John Sheard owned the Gomersal Colliery Dronfield from 1874 until 1881, he is also mentioned in a case relating to Gosforth Colliery in 1890 which he also presumably owned after the Dronfield Silkstone Colliery Company went into liquidation after the closure of Gomersal Colliery (1874-1881).
Top map Gomersal, bottom Gosforth.
Gosforth Colliery SK 342784. Working in 1890.
Gosforth Old Colliery SK 345782. Worked out by 1890.
Gomersal Colliery SK 351780. Worked out in 1890.
Dronfield Silkstone Coal Company.
26th July 1879.
Winding up Order.
(Summary page 4, Col: 3).
Davis and Shoesmith have received instructions from the Official Liquidator to sell by auction the loose plant and machinery etc. Hallowes sinking pit portable steam engine and boiler combined. The new and old collieries at Gosforth horizontal steam engine 14-inch cylinder. Two spare winding drums 10 feet and 8 feet. Two winding drums for flat ropes and spur wheels. Pit wagons or corves, round and square slack wagons, 1,300 pit props set of haulage gear by Oliver’s Chesterfield, 20,000 common bricks and wagon tippler.
20th November 1880.
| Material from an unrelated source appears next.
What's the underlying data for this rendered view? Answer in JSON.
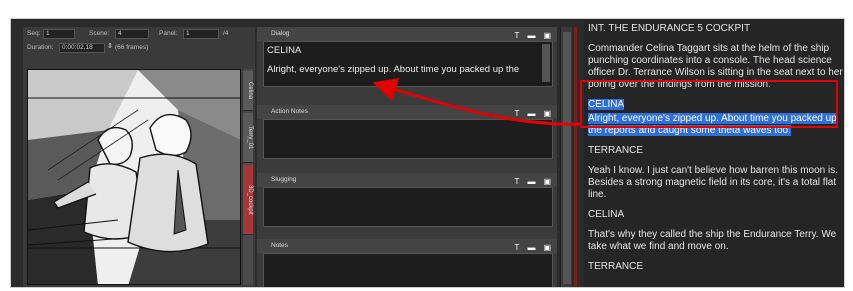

In The Chancery Division the Master of the Rolls had before him a claim in the winding up of the Company for £1,138 by the owners of the Somerbille Colliery, which adjoins that worked by the Company. The claim was to recover damages to the amount in respect of wrongful working beyond the boundary alleged to have taken place in 1878.
December 27th 1890
Important Colliery Case.
On Monday at Eckington petty sessions before J.F. Swallow esq. and Major L. Butler-Bowden the adjourned case in which John Sheard proprietor of Gosforth colliery Dronfield and George Parkes manager of same were charged by H.M. Inspector of Mines. The prosecution was fully gone into at the last hearing, the case was adjourned for the prosecuting solicitor to produce the plans of the mine that he had forgotten to take the proper course to ensure their production at the last meeting.
The charge was for neglecting to put a certain number of boreholes at a distance of not less than 5 yards in advance of certain working places. Fred Webster collier said he was boring during the month of November in the number 5 heading and he had only bored 4 yards when he came to water. John Moseley undermanager of the Gosforth colliery said on the 6th November he examined number 5 and number 12 headings. In the number 5 the centre borehole was only 4 yards and the number 12 was 3 yards 9 inches. He did not think that there was a dangerous accumulation of water in either place.
(Long report-procedures-questioning etc).
Mr. Sheard was fined £10 plus 13/6d costs. Mr. Parkes was fined 1/- plus 13/6 costs. Mr. Busby mentioned the question of the Crown Court subpoena which they had been obliged to procure and he considered the costs ought to be borne by the defendants. The bench ordered Mr. Sheard to pay £1.
This was one of the most serious cases that had been before the bench for years. The whole of the men employed in the pit might have been drowned.
The hearing of the case lasted two and a half hours.
Gomersal, Dronfield, John Sheard.
Gosforth, Dronfield Silkstone Coal Co. Limited.
Gomersal closed by now.
Gosforth Dronfield Exors. of Mrs. Jane Sheard, Dronfield, Sheffield.
Manager John Morte. Undermanager John Mosley.
95 men employed underground. 35 men employed on the surface.
Coal mined, Household & Coking from the Silkstone seam.
Photograph possibly of Sheards Gosforth Colliery. Photograph Copyright. Robert Gratton.